TOKYO, 28 Oct - Seventh birthdays do not get any better than Jonny Wilkinson and Bryan Habana telling you that you are going to be a Rugby World Cup final mascot - especially when you thought your only chance had been wrecked by Typhoon Hagibis.
Eita Amino admits he cried when Namibia v Canada was called off earlier this month, but on Monday he learned the thrilling news at a training session for 60 children conducted by Wilkinson, Habana and a host of other Rugby World Cup legends in Tokyo.
"I cried on my hotel bed when I found out the first match was called off," he said. "This is the best present. I want to make sure I practise this so I don't do anything wrong."
Eita, pictured above in front of Habana, seemed bemused when he and fellow mascot Hu Ono were called forward to be told they would be leading the teams out at Yokohama on Saturday, asking the Rugby World Cup 2003 winner: "Are you the real Jonny Wilkinson?"

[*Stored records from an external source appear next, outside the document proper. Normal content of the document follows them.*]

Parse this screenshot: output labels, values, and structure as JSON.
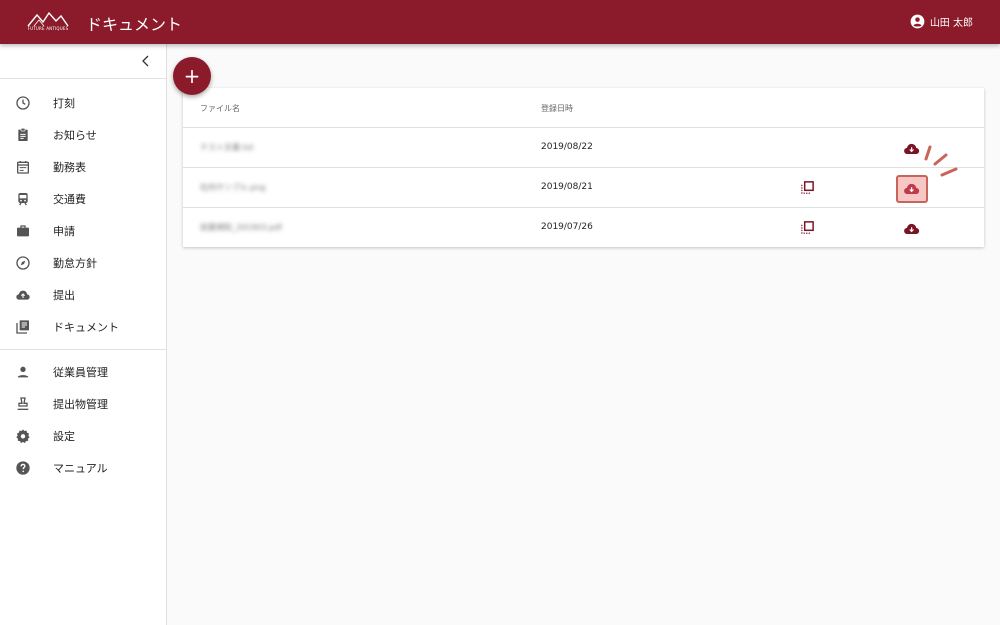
{
  "header": {
    "logo_text": "FUTURE ANTIQUES",
    "title": "ドキュメント",
    "user_name": "山田 太郎"
  },
  "sidebar": {
    "items": [
      {
        "label": "打刻",
        "icon": "clock-icon"
      },
      {
        "label": "お知らせ",
        "icon": "clipboard-icon"
      },
      {
        "label": "勤務表",
        "icon": "calendar-icon"
      },
      {
        "label": "交通費",
        "icon": "train-icon"
      },
      {
        "label": "申請",
        "icon": "briefcase-icon"
      },
      {
        "label": "勤怠方針",
        "icon": "compass-icon"
      },
      {
        "label": "提出",
        "icon": "cloud-upload-icon"
      },
      {
        "label": "ドキュメント",
        "icon": "library-books-icon"
      }
    ],
    "admin_items": [
      {
        "label": "従業員管理",
        "icon": "person-icon"
      },
      {
        "label": "提出物管理",
        "icon": "stamp-icon"
      },
      {
        "label": "設定",
        "icon": "gear-icon"
      },
      {
        "label": "マニュアル",
        "icon": "help-icon"
      }
    ]
  },
  "fab_label": "+",
  "table": {
    "headers": {
      "file_name": "ファイル名",
      "registered_at": "登録日時"
    },
    "rows": [
      {
        "file_name": "テスト文書.txt",
        "date": "2019/08/22",
        "has_copy": false,
        "highlighted": false
      },
      {
        "file_name": "社内サンプル.png",
        "date": "2019/08/21",
        "has_copy": true,
        "highlighted": true
      },
      {
        "file_name": "就業規則_201903.pdf",
        "date": "2019/07/26",
        "has_copy": true,
        "highlighted": false
      }
    ]
  },
  "colors": {
    "brand": "#8b1a2b",
    "highlight": "#f6c7c4",
    "highlight_border": "#c9645a"
  }
}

However, he soon revealed a way with words that another of his heroes would surely have approved of. "I am so happy to be on the England side. Eddie Jones is my god."
Eita will be joined by 10-year-old Hu Ono, pictured above between Wilkinson and Habana, who lives in Kamaishi, where the Namibia-Canada match was due to be played at the Kamaishi Recovery Memorial Stadium. Hu will join Siya Kolisi as he leads out the Springboks.
Hu said: "Now I have got this chance I want to walk out with a big smile on my face, so I really make the most of this opportunity."
Among the legends at the Rugby Introductory Day - helping to teach the girls and boys the rudiments of passing, tackling and kicking - was George Gregan, pictured above with a laughing Wilkinson. Former Japan captain Toshiaki Hirose led the boys in impromptu renditions of the finalists' national anthems, God Save The Queen and Nkosi Sikelel’ iAfrika.
Habana, the former flying Springbok winger, clearly revelled in the coaching session at the Waseda University Rugby Ground, wrestling with up to 30 children in a rolling maul before sprinting off and challenging them to keep up with him.
Meanwhile, Wilkinson said coaching the children and breaking the news to the two boys was "that lovely it isn't even a job".
He added: "Rugby gives you the chance to live in this space and connect with people. If we tried to sit in front of a classroom and talk to people, it wouldn't work. But you put a ball in everyone's hand and we are all on the same level."